# Your assignment
Each record below is to be restated word for word.

# Entries supplied
__________________________________________________

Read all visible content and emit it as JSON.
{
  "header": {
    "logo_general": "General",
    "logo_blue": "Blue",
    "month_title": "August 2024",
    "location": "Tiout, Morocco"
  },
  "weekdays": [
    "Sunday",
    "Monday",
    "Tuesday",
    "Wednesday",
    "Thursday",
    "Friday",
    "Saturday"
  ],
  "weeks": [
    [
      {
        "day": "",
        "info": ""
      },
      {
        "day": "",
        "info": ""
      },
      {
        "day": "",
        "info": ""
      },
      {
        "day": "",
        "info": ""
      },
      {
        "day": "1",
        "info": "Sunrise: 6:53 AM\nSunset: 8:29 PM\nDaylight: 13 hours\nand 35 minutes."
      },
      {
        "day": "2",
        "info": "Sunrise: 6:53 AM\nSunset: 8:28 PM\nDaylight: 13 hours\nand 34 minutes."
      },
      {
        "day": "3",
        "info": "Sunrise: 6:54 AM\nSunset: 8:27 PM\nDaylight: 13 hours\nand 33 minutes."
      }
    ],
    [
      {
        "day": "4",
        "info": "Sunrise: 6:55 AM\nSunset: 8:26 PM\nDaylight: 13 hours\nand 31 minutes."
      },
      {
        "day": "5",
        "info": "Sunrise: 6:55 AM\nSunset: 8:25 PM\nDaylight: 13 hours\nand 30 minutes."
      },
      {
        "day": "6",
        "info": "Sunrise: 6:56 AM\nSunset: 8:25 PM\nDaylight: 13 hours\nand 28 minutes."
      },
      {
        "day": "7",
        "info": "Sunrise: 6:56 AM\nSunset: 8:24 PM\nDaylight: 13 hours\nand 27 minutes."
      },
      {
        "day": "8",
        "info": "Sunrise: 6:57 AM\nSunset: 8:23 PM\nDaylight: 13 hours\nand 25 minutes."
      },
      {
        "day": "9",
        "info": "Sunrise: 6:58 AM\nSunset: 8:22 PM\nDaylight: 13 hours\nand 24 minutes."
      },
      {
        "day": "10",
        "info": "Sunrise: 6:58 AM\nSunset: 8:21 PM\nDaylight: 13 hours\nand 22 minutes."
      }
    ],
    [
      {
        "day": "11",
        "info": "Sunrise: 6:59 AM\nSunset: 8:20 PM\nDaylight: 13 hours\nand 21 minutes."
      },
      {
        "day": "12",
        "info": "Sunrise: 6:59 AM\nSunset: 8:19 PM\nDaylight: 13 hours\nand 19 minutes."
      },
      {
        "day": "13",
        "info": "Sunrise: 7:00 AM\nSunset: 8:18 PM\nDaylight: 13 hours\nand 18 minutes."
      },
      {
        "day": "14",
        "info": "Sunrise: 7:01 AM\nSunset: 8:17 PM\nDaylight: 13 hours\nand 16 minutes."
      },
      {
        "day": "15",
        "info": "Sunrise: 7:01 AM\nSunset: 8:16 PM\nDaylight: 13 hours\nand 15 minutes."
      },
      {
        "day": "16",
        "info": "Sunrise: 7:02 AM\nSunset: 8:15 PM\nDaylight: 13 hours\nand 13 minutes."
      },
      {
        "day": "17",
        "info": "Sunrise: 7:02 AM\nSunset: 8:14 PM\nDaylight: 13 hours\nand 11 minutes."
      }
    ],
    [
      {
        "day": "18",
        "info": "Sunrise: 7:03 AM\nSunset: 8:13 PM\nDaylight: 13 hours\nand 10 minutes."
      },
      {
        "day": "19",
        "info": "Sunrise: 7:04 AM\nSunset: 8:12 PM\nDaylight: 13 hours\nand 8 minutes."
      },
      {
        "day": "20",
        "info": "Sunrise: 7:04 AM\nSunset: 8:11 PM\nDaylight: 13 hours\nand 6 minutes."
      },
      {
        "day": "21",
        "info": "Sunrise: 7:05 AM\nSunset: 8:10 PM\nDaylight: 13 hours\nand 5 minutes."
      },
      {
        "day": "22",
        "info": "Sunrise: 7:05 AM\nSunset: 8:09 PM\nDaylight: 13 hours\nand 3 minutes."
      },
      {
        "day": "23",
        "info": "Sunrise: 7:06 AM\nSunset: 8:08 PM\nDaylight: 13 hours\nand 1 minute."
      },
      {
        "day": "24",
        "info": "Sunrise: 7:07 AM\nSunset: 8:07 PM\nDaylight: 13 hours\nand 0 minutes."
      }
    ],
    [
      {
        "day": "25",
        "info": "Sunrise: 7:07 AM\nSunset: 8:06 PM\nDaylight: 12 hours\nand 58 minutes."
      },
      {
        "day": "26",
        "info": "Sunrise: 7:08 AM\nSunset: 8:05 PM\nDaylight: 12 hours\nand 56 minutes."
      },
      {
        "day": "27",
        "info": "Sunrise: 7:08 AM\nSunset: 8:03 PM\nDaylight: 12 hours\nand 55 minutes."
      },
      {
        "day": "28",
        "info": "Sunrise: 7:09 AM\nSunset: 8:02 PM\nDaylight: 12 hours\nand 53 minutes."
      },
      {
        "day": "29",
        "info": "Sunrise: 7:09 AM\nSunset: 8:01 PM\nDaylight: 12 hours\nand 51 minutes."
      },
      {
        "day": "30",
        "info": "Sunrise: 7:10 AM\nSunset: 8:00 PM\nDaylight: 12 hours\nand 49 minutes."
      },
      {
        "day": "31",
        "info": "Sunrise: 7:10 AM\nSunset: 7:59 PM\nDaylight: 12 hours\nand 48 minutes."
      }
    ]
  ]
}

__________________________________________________

# Reply to the exercise
Read all visible content and emit it as JSON.
{
  "header": {
    "logo_general": "General",
    "logo_blue": "Blue",
    "month_title": "August 2024",
    "location": "Tiout, Morocco"
  },
  "weekdays": [
    "Sunday",
    "Monday",
    "Tuesday",
    "Wednesday",
    "Thursday",
    "Friday",
    "Saturday"
  ],
  "weeks": [
    [
      {
        "day": "",
        "info": ""
      },
      {
        "day": "",
        "info": ""
      },
      {
        "day": "",
        "info": ""
      },
      {
        "day": "",
        "info": ""
      },
      {
        "day": "1",
        "info": "Sunrise: 6:53 AM\nSunset: 8:29 PM\nDaylight: 13 hours\nand 35 minutes."
      },
      {
        "day": "2",
        "info": "Sunrise: 6:53 AM\nSunset: 8:28 PM\nDaylight: 13 hours\nand 34 minutes."
      },
      {
        "day": "3",
        "info": "Sunrise: 6:54 AM\nSunset: 8:27 PM\nDaylight: 13 hours\nand 33 minutes."
      }
    ],
    [
      {
        "day": "4",
        "info": "Sunrise: 6:55 AM\nSunset: 8:26 PM\nDaylight: 13 hours\nand 31 minutes."
      },
      {
        "day": "5",
        "info": "Sunrise: 6:55 AM\nSunset: 8:25 PM\nDaylight: 13 hours\nand 30 minutes."
      },
      {
        "day": "6",
        "info": "Sunrise: 6:56 AM\nSunset: 8:25 PM\nDaylight: 13 hours\nand 28 minutes."
      },
      {
        "day": "7",
        "info": "Sunrise: 6:56 AM\nSunset: 8:24 PM\nDaylight: 13 hours\nand 27 minutes."
      },
      {
        "day": "8",
        "info": "Sunrise: 6:57 AM\nSunset: 8:23 PM\nDaylight: 13 hours\nand 25 minutes."
      },
      {
        "day": "9",
        "info": "Sunrise: 6:58 AM\nSunset: 8:22 PM\nDaylight: 13 hours\nand 24 minutes."
      },
      {
        "day": "10",
        "info": "Sunrise: 6:58 AM\nSunset: 8:21 PM\nDaylight: 13 hours\nand 22 minutes."
      }
    ],
    [
      {
        "day": "11",
        "info": "Sunrise: 6:59 AM\nSunset: 8:20 PM\nDaylight: 13 hours\nand 21 minutes."
      },
      {
        "day": "12",
        "info": "Sunrise: 6:59 AM\nSunset: 8:19 PM\nDaylight: 13 hours\nand 19 minutes."
      },
      {
        "day": "13",
        "info": "Sunrise: 7:00 AM\nSunset: 8:18 PM\nDaylight: 13 hours\nand 18 minutes."
      },
      {
        "day": "14",
        "info": "Sunrise: 7:01 AM\nSunset: 8:17 PM\nDaylight: 13 hours\nand 16 minutes."
      },
      {
        "day": "15",
        "info": "Sunrise: 7:01 AM\nSunset: 8:16 PM\nDaylight: 13 hours\nand 15 minutes."
      },
      {
        "day": "16",
        "info": "Sunrise: 7:02 AM\nSunset: 8:15 PM\nDaylight: 13 hours\nand 13 minutes."
      },
      {
        "day": "17",
        "info": "Sunrise: 7:02 AM\nSunset: 8:14 PM\nDaylight: 13 hours\nand 11 minutes."
      }
    ],
    [
      {
        "day": "18",
        "info": "Sunrise: 7:03 AM\nSunset: 8:13 PM\nDaylight: 13 hours\nand 10 minutes."
      },
      {
        "day": "19",
        "info": "Sunrise: 7:04 AM\nSunset: 8:12 PM\nDaylight: 13 hours\nand 8 minutes."
      },
      {
        "day": "20",
        "info": "Sunrise: 7:04 AM\nSunset: 8:11 PM\nDaylight: 13 hours\nand 6 minutes."
      },
      {
        "day": "21",
        "info": "Sunrise: 7:05 AM\nSunset: 8:10 PM\nDaylight: 13 hours\nand 5 minutes."
      },
      {
        "day": "22",
        "info": "Sunrise: 7:05 AM\nSunset: 8:09 PM\nDaylight: 13 hours\nand 3 minutes."
      },
      {
        "day": "23",
        "info": "Sunrise: 7:06 AM\nSunset: 8:08 PM\nDaylight: 13 hours\nand 1 minute."
      },
      {
        "day": "24",
        "info": "Sunrise: 7:07 AM\nSunset: 8:07 PM\nDaylight: 13 hours\nand 0 minutes."
      }
    ],
    [
      {
        "day": "25",
        "info": "Sunrise: 7:07 AM\nSunset: 8:06 PM\nDaylight: 12 hours\nand 58 minutes."
      },
      {
        "day": "26",
        "info": "Sunrise: 7:08 AM\nSunset: 8:05 PM\nDaylight: 12 hours\nand 56 minutes."
      },
      {
        "day": "27",
        "info": "Sunrise: 7:08 AM\nSunset: 8:03 PM\nDaylight: 12 hours\nand 55 minutes."
      },
      {
        "day": "28",
        "info": "Sunrise: 7:09 AM\nSunset: 8:02 PM\nDaylight: 12 hours\nand 53 minutes."
      },
      {
        "day": "29",
        "info": "Sunrise: 7:09 AM\nSunset: 8:01 PM\nDaylight: 12 hours\nand 51 minutes."
      },
      {
        "day": "30",
        "info": "Sunrise: 7:10 AM\nSunset: 8:00 PM\nDaylight: 12 hours\nand 49 minutes."
      },
      {
        "day": "31",
        "info": "Sunrise: 7:10 AM\nSunset: 7:59 PM\nDaylight: 12 hours\nand 48 minutes."
      }
    ]
  ]
}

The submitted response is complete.